• _Saved entries_:
= = = = = = =

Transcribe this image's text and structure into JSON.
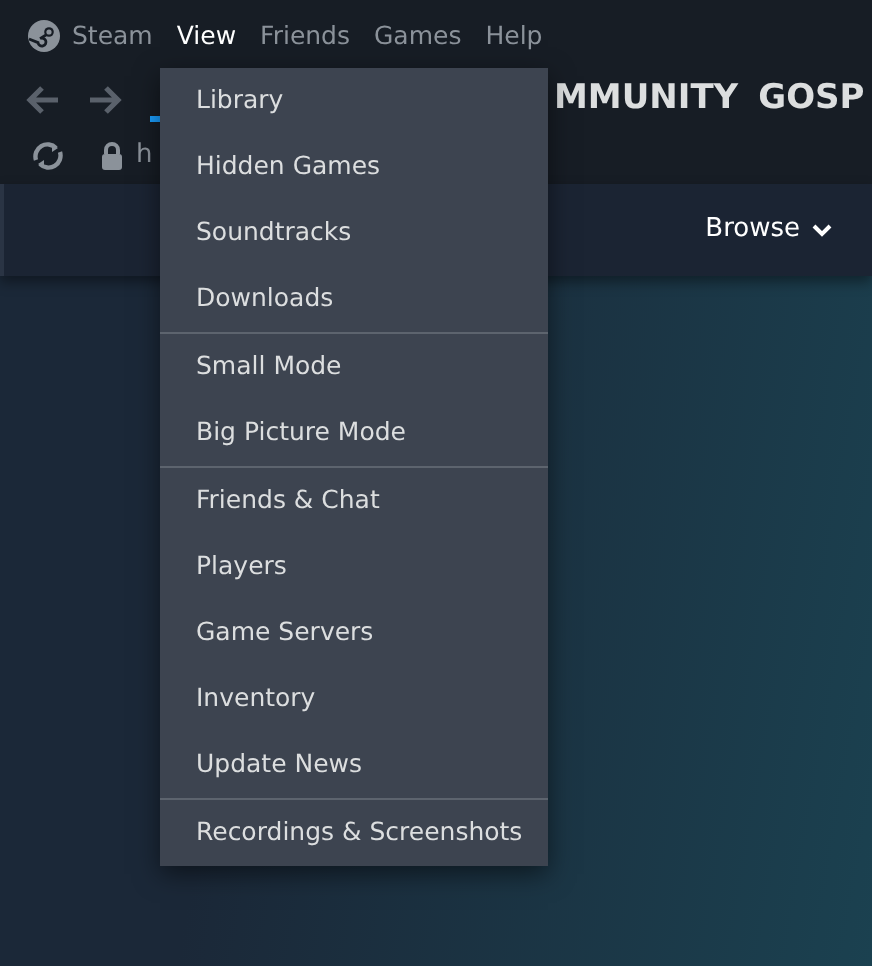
{
  "menubar": [
    {
      "label": "Steam",
      "selected": false
    },
    {
      "label": "View",
      "selected": true
    },
    {
      "label": "Friends",
      "selected": false
    },
    {
      "label": "Games",
      "selected": false
    },
    {
      "label": "Help",
      "selected": false
    }
  ],
  "nav": {
    "tabs": [
      "MMUNITY",
      "GOSP"
    ],
    "url": "h"
  },
  "store_bar": {
    "browse": "Browse"
  },
  "view_menu": [
    [
      {
        "label": "Library"
      },
      {
        "label": "Hidden Games"
      },
      {
        "label": "Soundtracks"
      },
      {
        "label": "Downloads"
      }
    ],
    [
      {
        "label": "Small Mode"
      },
      {
        "label": "Big Picture Mode"
      }
    ],
    [
      {
        "label": "Friends & Chat"
      },
      {
        "label": "Players"
      },
      {
        "label": "Game Servers"
      },
      {
        "label": "Inventory"
      },
      {
        "label": "Update News"
      }
    ],
    [
      {
        "label": "Recordings & Screenshots"
      }
    ]
  ]
}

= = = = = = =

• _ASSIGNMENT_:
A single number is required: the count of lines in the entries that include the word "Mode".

• _TASK RESPONSE_:
2